you can build your own track!
As you can all imagine Nancy was not thrilled with walking out to the end of the skywalk. In fact she stopped about a quarter of the way and went back to solid ground. Once again her stubornness paid off and she forced herself to go all the way. Les did have to take all the pictures as there was no way she was going close to the edge!
You do have quite the view of the surrounding valley, the river and the destruction left from the tornado.
Of course there is a glass floor - who came up with this idea? Les and Mielikki were very brave and stood on it. Nancy got her feet to the edge of it while sitting down!
She did like it much better under the platform and enjoyed taking pictures there.
The park is free and the skywalk and overlooks are handicap accessible.
Once back on solid ground we enjoyed a snack from the Little Sister's Big Rig food truck. Fried corn on the cob and a hot dog.
The best part of this stop was spending a day with Trish and Carolyn. They are both Licensed Reiki Teachers from the International Center for Reiki Training where Nancy worked in Michigan. It was such a relaxing day just hanging out and catching up.
Till we meet again...
Happy Trails to You!
Tips and things we have learned along the way.
~ Communication made easier
When we pull into a new campground Nancy usually guides Les into our site. Especially when we have a back-in site. Every camper goes through this and it is always entertaining to watch, we know we are just as funny as everyone else. While we generally do a pretty good job with hand motions, it can be confusing as to what exactly the instructions are. Do you want me to go left or right? Straighten the wheels or turn them? You get the point.
There are a couple of ways to make this easier. First off you can simply use your cell phones and the driver can have theirs on hands free, of course you need cell coverage for this and some places just don't have it.
Walkie Talkies help to take the guess work out of it all and you don't need cell coverage. We do not own a pair yet but we are seriously considering it. There is a wide variety available online and in just about any store. They come in all shapes, sizes and colors and range anywhere from $40 to over $100.

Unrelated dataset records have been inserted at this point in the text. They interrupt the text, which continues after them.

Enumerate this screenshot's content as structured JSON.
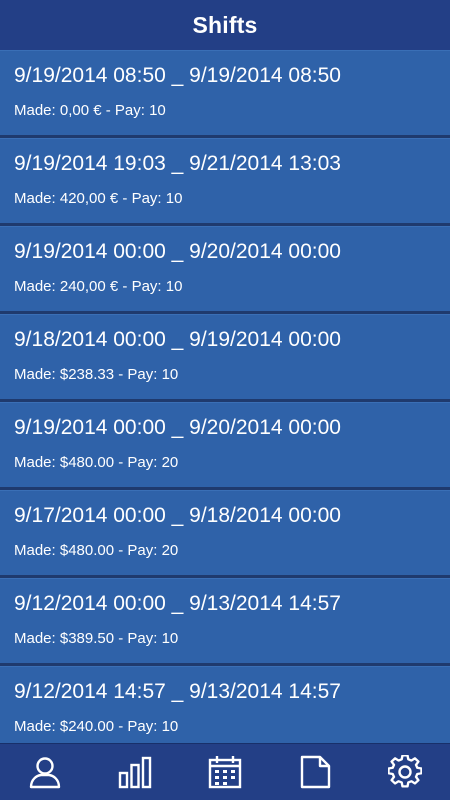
{
  "header": {
    "title": "Shifts"
  },
  "shifts": [
    {
      "range": "9/19/2014 08:50 _ 9/19/2014 08:50",
      "meta": "Made: 0,00 € - Pay: 10"
    },
    {
      "range": "9/19/2014 19:03 _ 9/21/2014 13:03",
      "meta": "Made: 420,00 € - Pay: 10"
    },
    {
      "range": "9/19/2014 00:00 _ 9/20/2014 00:00",
      "meta": "Made: 240,00 € - Pay: 10"
    },
    {
      "range": "9/18/2014 00:00 _ 9/19/2014 00:00",
      "meta": "Made: $238.33 - Pay: 10"
    },
    {
      "range": "9/19/2014 00:00 _ 9/20/2014 00:00",
      "meta": "Made: $480.00 - Pay: 20"
    },
    {
      "range": "9/17/2014 00:00 _ 9/18/2014 00:00",
      "meta": "Made: $480.00 - Pay: 20"
    },
    {
      "range": "9/12/2014 00:00 _ 9/13/2014 14:57",
      "meta": "Made: $389.50 - Pay: 10"
    },
    {
      "range": "9/12/2014 14:57 _ 9/13/2014 14:57",
      "meta": "Made: $240.00 - Pay: 10"
    }
  ],
  "tabbar": {
    "tabs": [
      {
        "icon": "person-icon"
      },
      {
        "icon": "bar-chart-icon"
      },
      {
        "icon": "calendar-icon"
      },
      {
        "icon": "document-icon"
      },
      {
        "icon": "gear-icon"
      }
    ]
  },
  "colors": {
    "header_bg": "#233f86",
    "item_bg": "#2f62a9",
    "separator": "#1f3a6e",
    "text": "#ffffff"
  }
}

There is also an App for that! Yep, you can turn your iPhone or Android phone into a Walkie Talkie, you do need to have internet access for them to work so if you are out of range that could be a problem.

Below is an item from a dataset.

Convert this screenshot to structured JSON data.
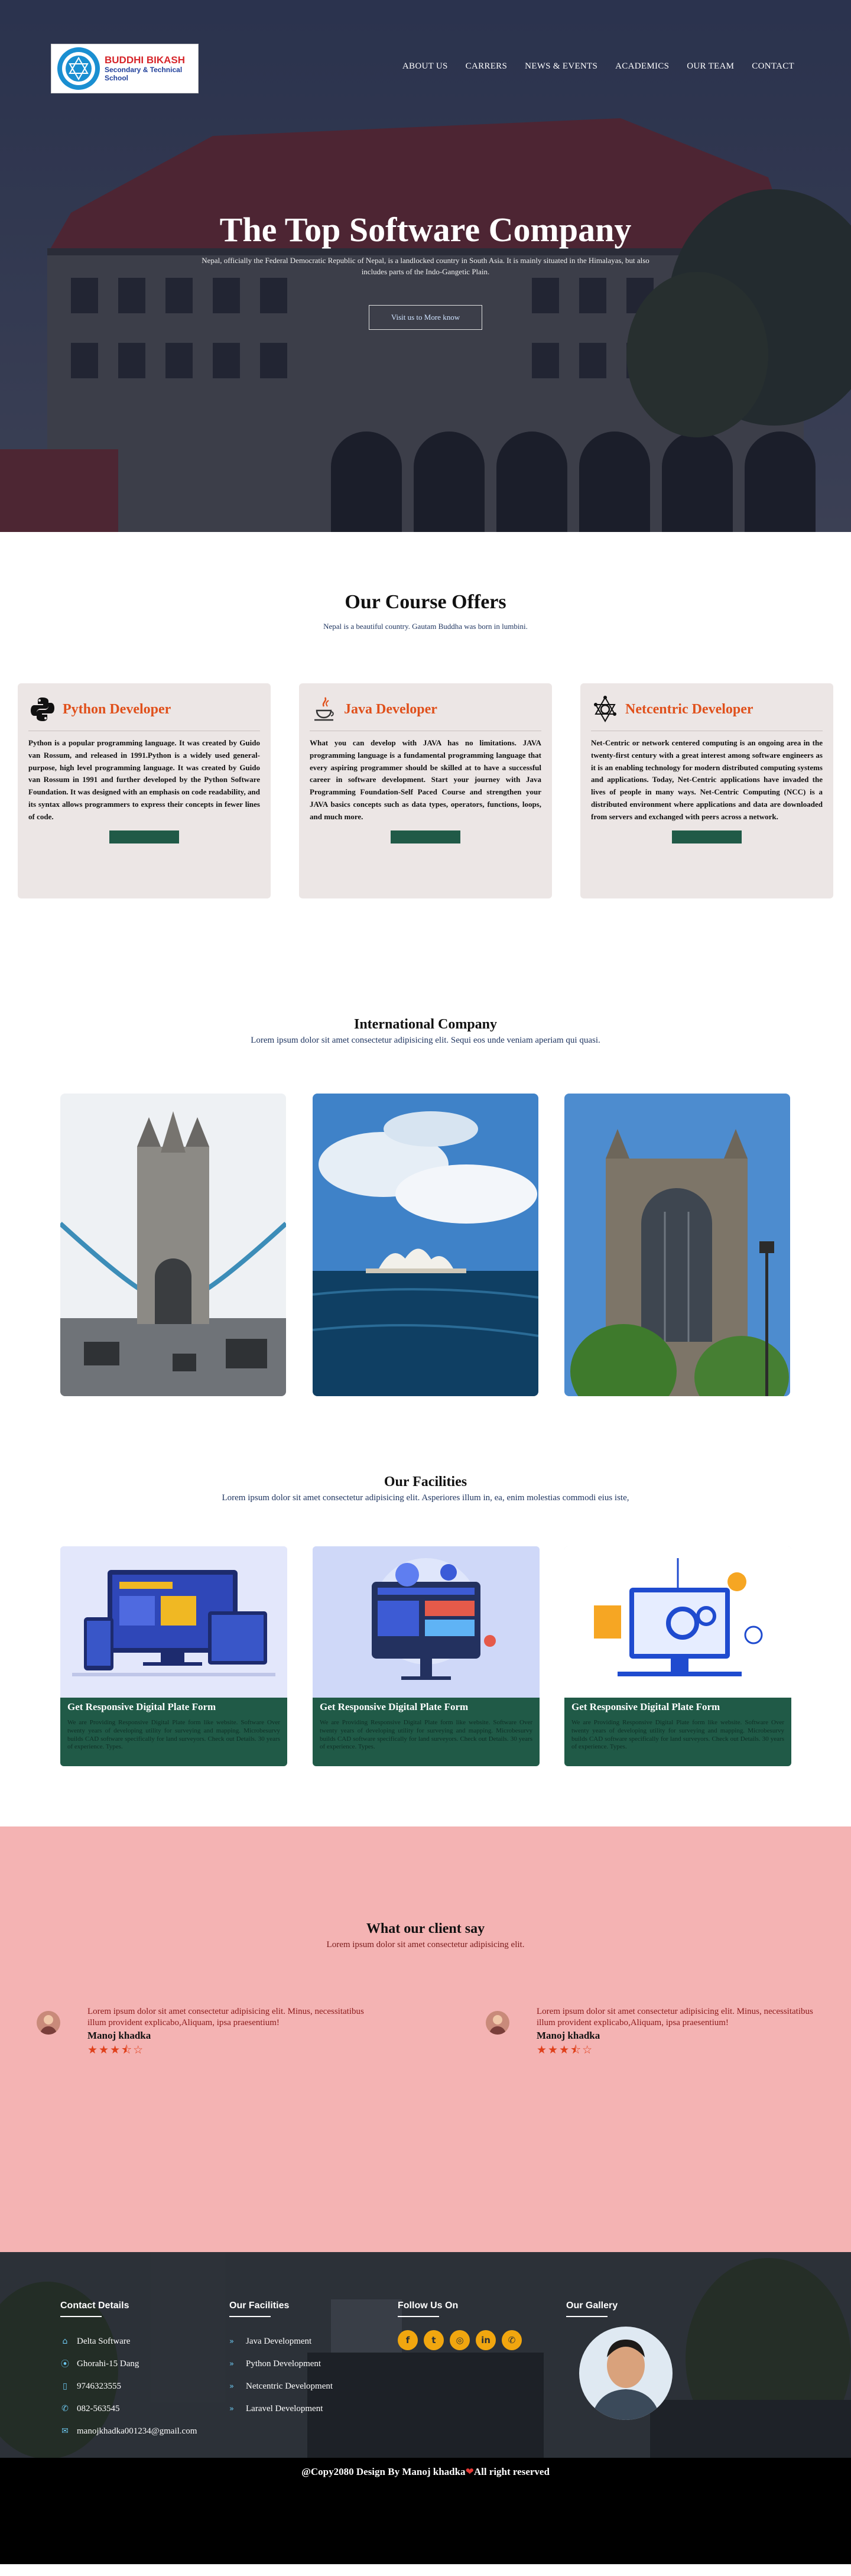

For iPhones there is the free Zello App.
There are a number of other apps on Google Play, Two Way Walkie Talkie, Voxer, TiKL Touch Talk and MotoTalk are just a few.